Is there nothing beyond naked animal existence? Malaparte’s story sskin still shocking to read today, so I cannot even imagine what an impact it must have had just after the end of the war ‘The Skin’ must have been considered malaaparte very scandalous book in when it was published.

I must mention a final element which caused me much thought in light of current events: Encouraged by modern civilization to see their skins as more important than their souls, all the participants have fought to save them, to prevent their being, as in a couple of unforgettable setpieces, flown proudly from a flagpole representing both liberation and slavery and from also being dragged limply behind toward the communal grave we’ll all share.

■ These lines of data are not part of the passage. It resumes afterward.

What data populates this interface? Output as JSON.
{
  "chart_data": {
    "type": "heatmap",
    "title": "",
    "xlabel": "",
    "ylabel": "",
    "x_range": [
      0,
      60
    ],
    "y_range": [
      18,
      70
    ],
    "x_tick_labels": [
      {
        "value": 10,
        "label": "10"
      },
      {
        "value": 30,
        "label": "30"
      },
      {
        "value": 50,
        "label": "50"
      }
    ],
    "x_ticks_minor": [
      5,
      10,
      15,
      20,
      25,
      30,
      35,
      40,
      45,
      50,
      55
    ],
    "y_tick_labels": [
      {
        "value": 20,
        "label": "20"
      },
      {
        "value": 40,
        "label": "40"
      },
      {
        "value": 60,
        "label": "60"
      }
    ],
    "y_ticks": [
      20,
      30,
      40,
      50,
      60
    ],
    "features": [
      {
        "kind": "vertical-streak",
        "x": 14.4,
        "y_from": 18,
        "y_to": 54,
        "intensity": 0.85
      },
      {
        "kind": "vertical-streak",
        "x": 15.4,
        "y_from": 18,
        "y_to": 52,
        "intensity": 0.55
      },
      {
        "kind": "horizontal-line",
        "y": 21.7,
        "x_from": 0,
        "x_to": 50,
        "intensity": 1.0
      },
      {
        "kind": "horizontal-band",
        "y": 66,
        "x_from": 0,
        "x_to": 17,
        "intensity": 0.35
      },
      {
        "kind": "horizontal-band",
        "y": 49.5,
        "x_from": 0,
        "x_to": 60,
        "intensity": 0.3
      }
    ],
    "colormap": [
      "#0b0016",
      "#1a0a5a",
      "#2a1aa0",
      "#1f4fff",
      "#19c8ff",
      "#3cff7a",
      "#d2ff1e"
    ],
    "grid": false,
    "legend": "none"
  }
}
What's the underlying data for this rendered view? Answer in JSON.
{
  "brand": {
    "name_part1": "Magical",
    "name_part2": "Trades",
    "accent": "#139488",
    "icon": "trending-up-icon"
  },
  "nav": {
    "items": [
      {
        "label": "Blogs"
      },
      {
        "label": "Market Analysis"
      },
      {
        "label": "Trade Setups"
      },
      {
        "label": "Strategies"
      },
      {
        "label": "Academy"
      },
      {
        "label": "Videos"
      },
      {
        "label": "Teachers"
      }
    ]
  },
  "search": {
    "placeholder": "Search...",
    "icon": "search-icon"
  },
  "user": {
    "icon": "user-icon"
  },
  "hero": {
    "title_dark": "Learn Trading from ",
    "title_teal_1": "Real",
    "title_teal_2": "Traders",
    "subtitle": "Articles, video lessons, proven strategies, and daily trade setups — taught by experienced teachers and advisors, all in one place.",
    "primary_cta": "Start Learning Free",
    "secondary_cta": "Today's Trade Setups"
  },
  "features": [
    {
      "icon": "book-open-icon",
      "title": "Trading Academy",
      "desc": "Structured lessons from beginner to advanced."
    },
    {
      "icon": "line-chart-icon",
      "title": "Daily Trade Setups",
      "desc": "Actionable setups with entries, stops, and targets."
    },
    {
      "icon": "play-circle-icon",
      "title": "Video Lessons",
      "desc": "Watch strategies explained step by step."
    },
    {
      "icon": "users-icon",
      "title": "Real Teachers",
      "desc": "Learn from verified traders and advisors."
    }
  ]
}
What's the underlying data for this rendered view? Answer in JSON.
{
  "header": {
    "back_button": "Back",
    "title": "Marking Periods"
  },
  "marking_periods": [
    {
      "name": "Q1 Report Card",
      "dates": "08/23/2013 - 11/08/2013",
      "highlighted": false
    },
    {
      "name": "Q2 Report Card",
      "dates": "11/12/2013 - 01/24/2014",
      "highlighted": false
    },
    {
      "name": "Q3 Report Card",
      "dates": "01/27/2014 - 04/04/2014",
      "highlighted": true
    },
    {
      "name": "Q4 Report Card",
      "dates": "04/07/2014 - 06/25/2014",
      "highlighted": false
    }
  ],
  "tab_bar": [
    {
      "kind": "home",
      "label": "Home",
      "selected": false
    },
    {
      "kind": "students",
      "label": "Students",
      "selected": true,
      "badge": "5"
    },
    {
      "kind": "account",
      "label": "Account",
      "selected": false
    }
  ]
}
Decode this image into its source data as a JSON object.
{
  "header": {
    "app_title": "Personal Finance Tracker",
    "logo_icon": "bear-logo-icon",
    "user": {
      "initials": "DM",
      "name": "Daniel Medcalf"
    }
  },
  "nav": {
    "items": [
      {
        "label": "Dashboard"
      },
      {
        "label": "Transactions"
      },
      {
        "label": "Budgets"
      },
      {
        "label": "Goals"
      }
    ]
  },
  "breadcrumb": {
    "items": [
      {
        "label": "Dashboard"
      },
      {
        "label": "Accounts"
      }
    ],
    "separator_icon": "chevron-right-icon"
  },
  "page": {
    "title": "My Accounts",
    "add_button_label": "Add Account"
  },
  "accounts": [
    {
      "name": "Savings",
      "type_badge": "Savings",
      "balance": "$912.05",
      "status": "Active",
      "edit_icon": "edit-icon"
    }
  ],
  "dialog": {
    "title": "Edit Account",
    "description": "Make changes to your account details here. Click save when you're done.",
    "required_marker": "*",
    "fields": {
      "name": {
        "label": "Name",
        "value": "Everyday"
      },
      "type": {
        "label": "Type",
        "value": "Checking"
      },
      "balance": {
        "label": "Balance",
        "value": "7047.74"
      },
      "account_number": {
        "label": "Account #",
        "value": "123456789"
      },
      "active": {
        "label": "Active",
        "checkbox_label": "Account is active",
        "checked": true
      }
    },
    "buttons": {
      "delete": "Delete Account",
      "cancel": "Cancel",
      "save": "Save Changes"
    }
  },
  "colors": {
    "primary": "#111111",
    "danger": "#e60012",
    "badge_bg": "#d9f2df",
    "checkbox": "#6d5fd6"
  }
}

That said, it’s amazing. Nothing romantic about this novel, the reader isn’t malapartr with any illusions about the horror of war. Burns was an upper middle class American idealist, so his primary reactions to what he saw in North Africa and Italy were outrage, disgust and disillusionment. By continuing to use this website, you agree to their use. I like to take note of these reading serendipities which often happen to me.